  26. ^ "The Dark History of Psychological Coercion at McGill". The Maple. March 28, 2023. Retrieved April 3, 2023.
  27. ^ Halliday, Roy A.; Ford, Judith M. (2015). "Enoch Callaway, III, (1924–2014): a pioneer in biological psychiatry". Psychophysiology. 52 (1): 6–7. doi:10.1111/psyp.12377. ISSN 1540-5958. PMID 25537621.
  28. ^ Levin, Aaron (March 15, 2013). "Despite Critics, Adolf Meyer's Influence Very Much Alive". Psychiatric News. 48 (6): 17–29. doi:10.1176/ ISSN 0033-2704.
  29. ^ "It Can Take a Village to Help the Mentally Ill". Los Angeles Times. May 25, 2005. Retrieved April 3, 2023.
  30. ^ Sentinel, Santa Cruz (March 9, 2010). "Book in Common talk tonight at Enloe Conference Center". Santa Cruz Sentinel. Retrieved April 3, 2023.
  31. ^ "Health Care Hall of Fame - Dr. Herbert Pardes". Modern Healthcare. March 17, 2023. Retrieved April 3, 2023.
  32. ^ Moran, Mark (February 5, 2016). "Robert Spitzer, M.D., Dies at Age 83, Hailed as Pioneering Diagnostician". Psychiatric News. 51 (3): 1. doi:10.1176/ ISSN 0033-2704.
  33. ^ a b c d e f Whitaker, Robert (2010). Anatomy of an Epidemic. Random House (Crown). pp. 276–278. ISBN 978-0-307-45241-2.
  34. ^ Angell, Marcia (May 18, 2000). "Is Academic Medicine for Sale?". New England Journal of Medicine. 342 (20): 1516–1518. doi:10.1056/NEJM200005183422009. PMID 10816191.
  35. ^ Bodenheimer, Thomas (May 18, 2000). "Uneasy Alliance: Clinical Investigators and the Pharmaceutical Industry". The New England Journal of Medicine. 342 (20): 1539–1544. doi:10.1056/NEJM200005183422024. PMID 10816196.
  36. ^ Rothman, David (April 27, 2000). "Medical Professionalism — Focusing on the Real Issues". The New England Journal of Medicine. 342 (17): 1284–1286. doi:10.1056/NEJM200004273421711. PMID 10787328. S2CID 44497390.
  37. ^ Duff, Wilson (October 2, 2010). "Side Effects May Include Lawsuits". The New York Times. Archived from the original on April 25, 2011. Retrieved October 10, 2010.
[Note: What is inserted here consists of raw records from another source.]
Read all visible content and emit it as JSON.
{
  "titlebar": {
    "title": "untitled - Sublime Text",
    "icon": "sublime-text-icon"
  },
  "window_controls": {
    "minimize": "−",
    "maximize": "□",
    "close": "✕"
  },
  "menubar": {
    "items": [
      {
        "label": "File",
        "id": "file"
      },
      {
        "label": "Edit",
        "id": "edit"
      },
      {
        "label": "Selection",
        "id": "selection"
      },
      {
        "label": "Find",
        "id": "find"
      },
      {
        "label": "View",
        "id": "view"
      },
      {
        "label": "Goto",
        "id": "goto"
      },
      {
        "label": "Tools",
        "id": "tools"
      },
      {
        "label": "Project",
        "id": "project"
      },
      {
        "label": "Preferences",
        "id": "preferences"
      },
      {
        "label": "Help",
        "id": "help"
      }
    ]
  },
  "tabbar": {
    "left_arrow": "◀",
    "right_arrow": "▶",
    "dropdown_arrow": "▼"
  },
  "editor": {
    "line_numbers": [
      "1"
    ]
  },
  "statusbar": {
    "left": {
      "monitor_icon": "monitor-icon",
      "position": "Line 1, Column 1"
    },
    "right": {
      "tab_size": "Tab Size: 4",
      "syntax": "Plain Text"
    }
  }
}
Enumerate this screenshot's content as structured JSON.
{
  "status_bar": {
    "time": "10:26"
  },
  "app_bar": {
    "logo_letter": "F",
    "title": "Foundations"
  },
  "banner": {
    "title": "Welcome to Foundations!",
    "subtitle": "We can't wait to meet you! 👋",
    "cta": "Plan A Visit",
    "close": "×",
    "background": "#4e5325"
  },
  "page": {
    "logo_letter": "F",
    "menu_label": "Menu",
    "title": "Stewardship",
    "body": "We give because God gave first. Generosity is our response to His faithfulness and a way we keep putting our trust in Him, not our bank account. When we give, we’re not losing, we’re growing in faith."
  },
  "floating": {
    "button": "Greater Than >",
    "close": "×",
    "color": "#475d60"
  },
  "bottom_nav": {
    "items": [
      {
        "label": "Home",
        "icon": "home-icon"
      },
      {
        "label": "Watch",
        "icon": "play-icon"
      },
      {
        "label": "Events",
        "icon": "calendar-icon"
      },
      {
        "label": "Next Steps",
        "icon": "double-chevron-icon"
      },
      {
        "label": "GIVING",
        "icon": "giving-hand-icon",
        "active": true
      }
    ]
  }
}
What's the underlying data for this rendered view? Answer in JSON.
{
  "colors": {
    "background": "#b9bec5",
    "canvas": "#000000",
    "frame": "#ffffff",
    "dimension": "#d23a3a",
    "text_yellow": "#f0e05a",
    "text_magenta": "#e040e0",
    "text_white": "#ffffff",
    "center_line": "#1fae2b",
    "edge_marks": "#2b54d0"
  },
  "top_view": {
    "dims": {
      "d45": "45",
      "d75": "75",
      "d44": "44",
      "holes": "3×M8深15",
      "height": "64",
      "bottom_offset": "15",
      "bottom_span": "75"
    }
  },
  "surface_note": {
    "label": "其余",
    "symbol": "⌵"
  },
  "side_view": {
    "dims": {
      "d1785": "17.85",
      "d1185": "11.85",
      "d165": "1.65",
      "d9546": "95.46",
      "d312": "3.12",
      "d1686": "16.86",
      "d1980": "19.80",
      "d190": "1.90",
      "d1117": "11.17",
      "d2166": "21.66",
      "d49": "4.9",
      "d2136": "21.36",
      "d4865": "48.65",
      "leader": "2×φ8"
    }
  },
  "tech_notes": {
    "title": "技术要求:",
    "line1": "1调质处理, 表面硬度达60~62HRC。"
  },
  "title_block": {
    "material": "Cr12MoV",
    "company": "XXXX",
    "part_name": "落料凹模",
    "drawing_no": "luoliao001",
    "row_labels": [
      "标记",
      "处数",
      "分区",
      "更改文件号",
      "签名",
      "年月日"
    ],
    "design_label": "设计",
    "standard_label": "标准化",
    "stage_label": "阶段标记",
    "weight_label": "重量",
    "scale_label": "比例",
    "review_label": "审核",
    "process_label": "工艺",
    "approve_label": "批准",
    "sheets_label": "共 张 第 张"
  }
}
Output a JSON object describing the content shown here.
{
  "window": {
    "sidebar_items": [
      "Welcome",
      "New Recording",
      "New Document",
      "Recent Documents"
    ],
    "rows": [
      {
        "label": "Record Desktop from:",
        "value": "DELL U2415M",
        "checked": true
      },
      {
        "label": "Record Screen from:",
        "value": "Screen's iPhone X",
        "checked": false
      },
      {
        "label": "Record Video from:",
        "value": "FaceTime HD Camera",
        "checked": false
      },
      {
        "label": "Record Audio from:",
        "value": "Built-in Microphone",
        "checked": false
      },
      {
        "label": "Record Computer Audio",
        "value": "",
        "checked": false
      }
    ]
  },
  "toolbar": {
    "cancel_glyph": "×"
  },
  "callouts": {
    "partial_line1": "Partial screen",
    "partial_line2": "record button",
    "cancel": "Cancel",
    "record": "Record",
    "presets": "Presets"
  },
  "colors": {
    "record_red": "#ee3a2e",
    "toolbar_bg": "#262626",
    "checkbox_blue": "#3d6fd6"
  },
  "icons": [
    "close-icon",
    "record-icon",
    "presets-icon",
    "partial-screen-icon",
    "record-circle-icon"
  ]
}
  38. ^ Kirk, Stuart A.; Gomory, Tomi; Cohen, David (April 4, 2013). Mad Science: Psychiatric Coercion, Diagnosis, and Drugs. Transaction Publishers. p. 2017. ISBN 978-1-4128-4976-0.
  39. ^ Friedman, Richard A. (May 23, 2011). "How a Telescopic Lens Muddles Psychiatric Insights". The New York Times. Retrieved May 24, 2011.
  40. ^ "LBJ Fit to Serve". Associated Press. May 23, 1968. Retrieved May 24, 2011 – via Google News. Publisher Ralph Ginzburg, defendant in a libel suit for an article on a poll of psychiatrists on Barry Goldwater that he conducted in 1964 says ...[permanent dead link]
  41. ^ "Neurodevelopmental disorders: definition, types, causes, symptoms, and treatments". epa. May 22, 2023. Retrieved January 15, 2024.
  42. ^ "The Gay Activists Who Fought the American Psychiatric Establishment". Literary Hub. November 6, 2019. Retrieved June 1, 2023.
  43. ^ "APA Statement on Diagnosis and Treatment Of Mental Disorders" (PDF) (Press release). American Psychiatric Association. September 25, 2003. Archived from the original (PDF) on June 14, 2007. Retrieved November 21, 2008.
  44. ^ Sharfstein, Steven S. (August 19, 2005). "Big Pharma and American Psychiatry: The Good, the Bad, and the Ugly". Psychiatric News. Vol. 40, no. 16. American Psychiatric Association. p. 3. Archived from the original on June 21, 2006. Retrieved July 18, 2017.
  45. ^ Carey, Benedict; Harris, Gardiner (July 12, 2008). "Psychiatric Group Faces Scrutiny Over Drug Industry Ties". The New York Times.
  46. ^ Viñas, Maria José (January 8, 2008). "Stanford Researcher, Accused of Conflicts, Steps Down as NIH Principal Investigator". The Chronicle of Higher Education.
  47. ^ "APA's Apology to Black, Indigenous and People of Color for Its Support of Structural Racism in Psychiatry".

Bibliography edit

External links edit